Tartman played her part in the tragicomedy that was scripted for her: prime time, live on all channels, she put on her show, a pale imitation of the performance by President Katsav. The viewer at home might well have found it difficult to choose whom to pity more: the minister who wouldn't be, or Lieberman, whose perspiring body language broadcast anxiety and extreme disgust at the situation he was forced into. For the first time his unchallenged leadership had been frayed. He failed by making an unsuitable appointment, encountered signs of internal revolt for the first time and exposed the undemocratic system in his faction. (Tw o days earlier he had said proudly that Tartman's appointment had been decided "unanimously," meaning by his unanimous vote. That comment now boomeranged on him.) Henceforth, the strategic threats that the minister for strategic affairs will have to repulse will be domestic ones. But the billionaire Arcadi Gaydamak undoubtedly opened a bottle of Dom Perignon.

In Yisrael Beiteinu, Aharonovitch is one of a pair. His name will always be uttered together with that of Yisrael Hasson: the former is a former deputy police commissioner, the latter a former deputy head of the Shin Bet security service. When the news that they were joining Yisrael Beiteinu broke, on the eve of the elections, it was a sensation. They were going to bring the native-born votes of centrist, moderate Israelis. Hasson was given the number-three slot on the Knesset list, following Yuri Stern, who has since died; Aharonovitch was assigned the eighth slot. The others are banal functionaries and unknown to the broad public, though well-known to the Russian-speaking community.
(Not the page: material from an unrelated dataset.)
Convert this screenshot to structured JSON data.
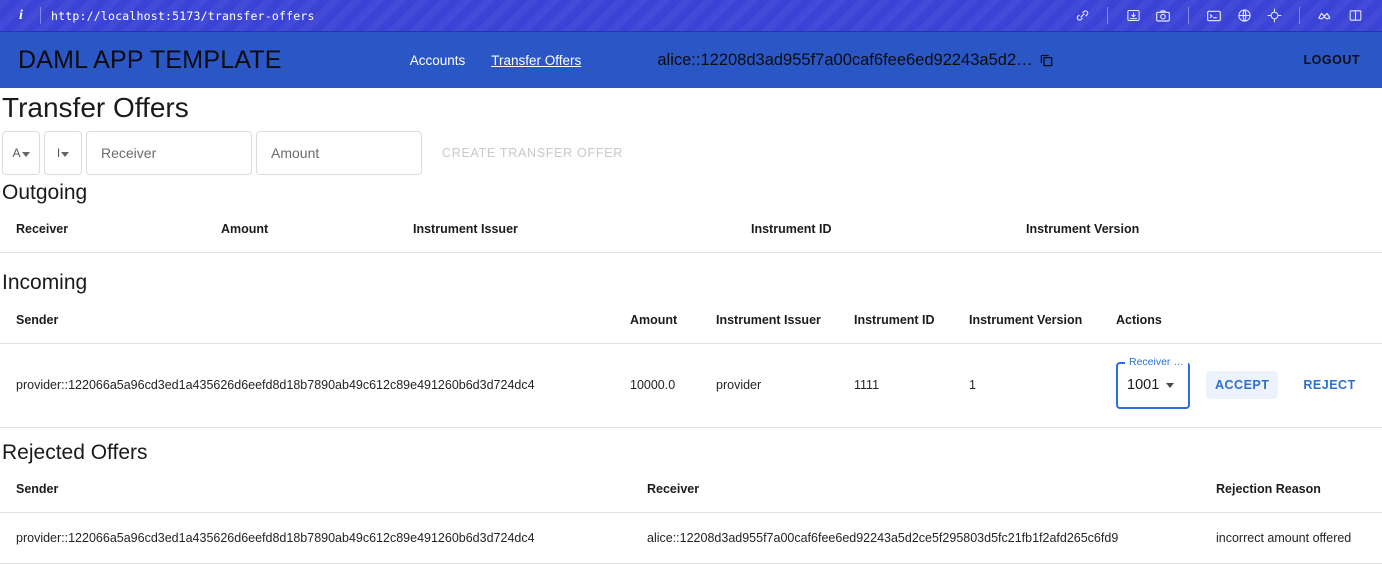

If they hadn't met Lieberman before the elections, they got to know him and his style after entering the Knesset. Hasson, who dared to doubt the wisdom of the party joining the Olmert government, was immediately targeted by Lieberman. Despite his high place on the list, Lieberman skipped over him. Hasson will be able to watch the sessions of the next Knesset on television. There are no second chances in Yisrael Beiteinu.

Aharonovitch says that, contrary to the impression that was created, Lieberman is in fact a democrat. "I express my opinion. He likes to hear my opinion and he consults with us. He is very humane. I was favorably surprised by him." But he is outraged when he is labeled as one of the dwarfs that surround Lieberman. "I'm a big boy. I have sprouted wings. I do not coordinate with him. When the Esterina thing started, we were told not to speak out. I spoke out."

He doesn't understand why such a big deal is made of the fact that Lieberman decides on the appointments. "Is it different in other parties? Didn't Olmert appoint ministers as he saw fit, and Rabbi Ovadia, too?"